Words are inadequate to celebrate such a man.

He is being quoted extensively across the Twittersphere.

If only those who admire, revere and quote him could emulate him. It is easier to admire him than it is to live like him – justice with mercy, hope with realism, generosity with responsibility. He liberated his oppressors by forgiving them – if we really take him seriously, we must ask how we can liberate our 'oppressors' or opponents? Easy to admire, hard to do.

I wrote and recorded an obituary for the great man several years ago. I will post it in a day or two (once I know if it has been used by the BBC.

I have just done this morning’s Pause for Thought on the BBC Radio 2 Chris Evans Show. I probably should have done something on ‘leap year’, but I did it on ‘stories’ instead.

Having been reading the Bible for a very long time now, I often wondered why Jesus chose to talk in images and with stories, rather than making points and telling people to agree with them. I used to think it was just a local cultural preference of his time, but I there’s actually something deeper going on – something that nagged away at me during the last week as we heard about Nelson Mandela and Marie Colvin.

Mandela went into hospital and the world waited to see what would happen. Clearly, there’s nothing unusual about an old man whose health is failing. But this isn’t just any old man. This one has become a global icon of selfless reconciliation – a man who suffered for three decades, but emerged as one of the strongest men in the world, enabling South Africa and other countries to look for radically new ways of behaving. Behind the name of the man is a story that moves us deeply in our hearts and our imaginations.

Then the Sunday Times journalist Marie Colvin was killed in Syria whilst trying to tell a story – not of dry political arguments or power struggles, but illustrating these with stories of real women and children, real people being brutalised, defenceless people in an ordinary place being subjected to the merciless power of heavy weaponry… and those who control it.

As I have observed elsewhere, she is a fantastic example of good journalism. Marie Colvin put herself in danger in order that the wider world might see and hear how the decisions of others – the powermongers of this world – impact the lives of people like us. And it is that power of storytelling that gets into our heads and scratches away at our imagination.

Which is why, I think, Jesus taught with stories and parables and pictures. Words and statements just go in and get accepted or rejected. Stories scratch away and tease us until we grapple with what they are all about.

He once told a story about a man wanting to build a tower and asked if he would begin without first counting the cost. Mandela and Colvin certainly counted the cost of their commitment. And their stories just won’t let us go.
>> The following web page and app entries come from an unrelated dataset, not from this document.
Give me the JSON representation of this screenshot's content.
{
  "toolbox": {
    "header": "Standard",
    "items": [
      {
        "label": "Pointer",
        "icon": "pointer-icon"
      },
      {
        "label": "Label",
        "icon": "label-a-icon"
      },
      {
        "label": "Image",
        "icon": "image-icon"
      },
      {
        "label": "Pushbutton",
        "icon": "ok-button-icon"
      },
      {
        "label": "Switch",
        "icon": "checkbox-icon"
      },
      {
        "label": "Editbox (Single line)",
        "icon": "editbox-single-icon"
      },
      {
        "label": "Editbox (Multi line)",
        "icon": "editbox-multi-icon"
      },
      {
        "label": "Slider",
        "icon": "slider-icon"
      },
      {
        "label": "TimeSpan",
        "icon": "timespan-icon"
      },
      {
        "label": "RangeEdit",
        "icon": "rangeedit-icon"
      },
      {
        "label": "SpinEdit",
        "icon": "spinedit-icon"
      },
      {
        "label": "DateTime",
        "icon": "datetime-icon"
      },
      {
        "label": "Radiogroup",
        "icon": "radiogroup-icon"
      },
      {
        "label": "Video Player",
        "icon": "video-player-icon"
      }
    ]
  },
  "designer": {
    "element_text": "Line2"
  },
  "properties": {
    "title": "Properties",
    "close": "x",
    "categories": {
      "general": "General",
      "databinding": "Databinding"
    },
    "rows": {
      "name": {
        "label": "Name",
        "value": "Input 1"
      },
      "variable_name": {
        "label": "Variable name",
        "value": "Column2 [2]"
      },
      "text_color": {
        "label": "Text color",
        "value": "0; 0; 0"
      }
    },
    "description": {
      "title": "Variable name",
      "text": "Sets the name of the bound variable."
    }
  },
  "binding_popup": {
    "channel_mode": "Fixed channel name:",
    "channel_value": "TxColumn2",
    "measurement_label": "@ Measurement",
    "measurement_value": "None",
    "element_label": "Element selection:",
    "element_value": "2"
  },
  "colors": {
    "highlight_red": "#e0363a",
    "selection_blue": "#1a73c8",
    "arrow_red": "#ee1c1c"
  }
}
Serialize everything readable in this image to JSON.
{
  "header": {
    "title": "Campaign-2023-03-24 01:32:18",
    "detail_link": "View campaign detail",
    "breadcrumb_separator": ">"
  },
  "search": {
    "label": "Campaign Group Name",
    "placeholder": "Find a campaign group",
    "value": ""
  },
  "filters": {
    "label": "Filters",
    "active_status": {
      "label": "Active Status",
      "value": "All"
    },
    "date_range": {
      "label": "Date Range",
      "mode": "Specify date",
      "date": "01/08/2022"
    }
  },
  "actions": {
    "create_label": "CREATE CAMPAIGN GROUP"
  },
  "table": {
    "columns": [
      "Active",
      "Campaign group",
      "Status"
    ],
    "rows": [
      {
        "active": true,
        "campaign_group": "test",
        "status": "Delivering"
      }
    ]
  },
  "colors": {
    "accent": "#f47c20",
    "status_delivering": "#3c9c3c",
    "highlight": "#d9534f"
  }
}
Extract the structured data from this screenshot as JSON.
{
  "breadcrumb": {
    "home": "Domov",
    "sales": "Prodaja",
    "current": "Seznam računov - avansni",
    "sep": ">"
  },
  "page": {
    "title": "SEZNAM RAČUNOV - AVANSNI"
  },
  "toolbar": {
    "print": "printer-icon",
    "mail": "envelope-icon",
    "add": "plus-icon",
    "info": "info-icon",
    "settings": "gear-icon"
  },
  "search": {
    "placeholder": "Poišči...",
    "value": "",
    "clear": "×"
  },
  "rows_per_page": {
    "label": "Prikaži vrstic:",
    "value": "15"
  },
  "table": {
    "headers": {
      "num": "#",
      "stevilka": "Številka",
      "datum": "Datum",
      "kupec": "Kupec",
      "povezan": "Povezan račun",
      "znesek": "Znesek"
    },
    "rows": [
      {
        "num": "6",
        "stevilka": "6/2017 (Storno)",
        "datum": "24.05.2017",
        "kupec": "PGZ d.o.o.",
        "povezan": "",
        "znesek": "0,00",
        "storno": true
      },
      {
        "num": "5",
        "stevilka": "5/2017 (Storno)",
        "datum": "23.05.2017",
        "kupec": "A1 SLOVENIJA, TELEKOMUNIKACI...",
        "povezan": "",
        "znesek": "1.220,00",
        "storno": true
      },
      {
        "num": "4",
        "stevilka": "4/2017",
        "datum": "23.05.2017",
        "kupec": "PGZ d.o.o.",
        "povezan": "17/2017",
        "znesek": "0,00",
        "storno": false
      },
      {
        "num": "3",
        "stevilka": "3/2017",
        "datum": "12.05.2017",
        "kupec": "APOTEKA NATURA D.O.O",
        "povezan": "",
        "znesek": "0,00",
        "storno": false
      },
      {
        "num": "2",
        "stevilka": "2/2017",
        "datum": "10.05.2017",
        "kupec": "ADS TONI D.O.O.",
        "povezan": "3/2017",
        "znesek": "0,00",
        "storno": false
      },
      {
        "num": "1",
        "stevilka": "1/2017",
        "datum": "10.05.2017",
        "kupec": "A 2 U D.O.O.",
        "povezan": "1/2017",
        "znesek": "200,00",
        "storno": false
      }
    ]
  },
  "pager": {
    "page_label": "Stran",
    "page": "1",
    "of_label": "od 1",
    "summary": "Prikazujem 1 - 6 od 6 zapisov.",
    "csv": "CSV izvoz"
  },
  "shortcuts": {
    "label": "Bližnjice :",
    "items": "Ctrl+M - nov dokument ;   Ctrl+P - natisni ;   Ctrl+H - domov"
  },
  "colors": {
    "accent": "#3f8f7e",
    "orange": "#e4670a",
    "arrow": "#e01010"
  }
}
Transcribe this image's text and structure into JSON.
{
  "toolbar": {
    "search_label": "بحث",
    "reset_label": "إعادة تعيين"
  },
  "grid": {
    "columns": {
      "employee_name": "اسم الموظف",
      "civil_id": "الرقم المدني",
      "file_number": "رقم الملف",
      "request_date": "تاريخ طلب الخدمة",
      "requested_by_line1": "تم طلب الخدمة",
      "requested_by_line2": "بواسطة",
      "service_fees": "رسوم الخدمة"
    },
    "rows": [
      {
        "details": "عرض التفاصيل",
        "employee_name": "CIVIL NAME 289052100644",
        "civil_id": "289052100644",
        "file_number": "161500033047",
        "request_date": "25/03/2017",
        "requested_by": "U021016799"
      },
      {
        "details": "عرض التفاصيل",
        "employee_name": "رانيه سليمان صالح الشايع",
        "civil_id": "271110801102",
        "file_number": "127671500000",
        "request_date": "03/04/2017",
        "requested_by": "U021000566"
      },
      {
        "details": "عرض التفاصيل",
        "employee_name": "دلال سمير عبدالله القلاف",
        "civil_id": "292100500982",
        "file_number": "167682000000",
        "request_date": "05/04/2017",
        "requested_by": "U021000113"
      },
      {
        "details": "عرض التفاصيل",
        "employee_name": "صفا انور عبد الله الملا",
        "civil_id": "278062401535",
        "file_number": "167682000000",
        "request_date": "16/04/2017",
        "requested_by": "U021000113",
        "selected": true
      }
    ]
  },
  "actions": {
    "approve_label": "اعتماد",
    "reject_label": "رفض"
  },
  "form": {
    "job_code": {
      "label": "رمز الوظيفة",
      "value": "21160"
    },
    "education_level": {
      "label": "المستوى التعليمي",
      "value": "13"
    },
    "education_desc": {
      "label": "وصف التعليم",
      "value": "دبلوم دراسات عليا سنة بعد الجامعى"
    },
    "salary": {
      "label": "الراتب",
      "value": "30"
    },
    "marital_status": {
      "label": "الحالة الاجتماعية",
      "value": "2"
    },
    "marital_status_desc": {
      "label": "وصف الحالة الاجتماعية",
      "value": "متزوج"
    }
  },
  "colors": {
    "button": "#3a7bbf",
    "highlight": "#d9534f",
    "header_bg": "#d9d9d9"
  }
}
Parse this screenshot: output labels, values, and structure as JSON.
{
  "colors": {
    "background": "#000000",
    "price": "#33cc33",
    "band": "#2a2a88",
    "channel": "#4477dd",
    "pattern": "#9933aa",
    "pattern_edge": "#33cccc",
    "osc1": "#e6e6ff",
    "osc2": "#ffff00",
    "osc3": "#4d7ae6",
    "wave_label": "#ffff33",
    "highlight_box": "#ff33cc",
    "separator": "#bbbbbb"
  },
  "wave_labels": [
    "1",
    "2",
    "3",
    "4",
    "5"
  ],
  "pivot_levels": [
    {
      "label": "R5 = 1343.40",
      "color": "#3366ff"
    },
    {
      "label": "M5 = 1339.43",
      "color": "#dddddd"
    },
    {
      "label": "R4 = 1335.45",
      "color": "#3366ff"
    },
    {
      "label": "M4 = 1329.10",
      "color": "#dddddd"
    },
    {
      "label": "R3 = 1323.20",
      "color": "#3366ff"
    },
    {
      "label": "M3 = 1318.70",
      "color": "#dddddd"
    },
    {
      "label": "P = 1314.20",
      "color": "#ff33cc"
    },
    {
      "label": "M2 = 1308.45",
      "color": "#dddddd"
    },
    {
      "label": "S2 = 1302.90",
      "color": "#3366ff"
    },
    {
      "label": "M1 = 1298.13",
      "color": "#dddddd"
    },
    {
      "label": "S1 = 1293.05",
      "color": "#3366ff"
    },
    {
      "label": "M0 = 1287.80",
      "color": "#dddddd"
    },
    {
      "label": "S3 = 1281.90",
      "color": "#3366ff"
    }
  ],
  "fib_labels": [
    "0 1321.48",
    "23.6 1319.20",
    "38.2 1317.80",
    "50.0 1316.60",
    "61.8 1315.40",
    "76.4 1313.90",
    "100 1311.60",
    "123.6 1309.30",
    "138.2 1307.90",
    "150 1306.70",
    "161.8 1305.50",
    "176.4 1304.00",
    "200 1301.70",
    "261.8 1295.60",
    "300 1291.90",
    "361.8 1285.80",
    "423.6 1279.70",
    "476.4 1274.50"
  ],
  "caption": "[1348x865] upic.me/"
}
So, nothing too deep there. Something that will no doubt be appreciated by the Sunday Times which, pleasingly but surprisingly, highlighted my Lent address on BBC Radio 4 tonight as their ‘Pick of the Day’ for today. The caption praised me with faint damnation – something about the Lent talk showing more theological depth than is evident in my ‘inveterate blogging’. Interesting, then, that nothing in the Lent address has not appeared at some point in blog posts here. Maybe I should start using longer words…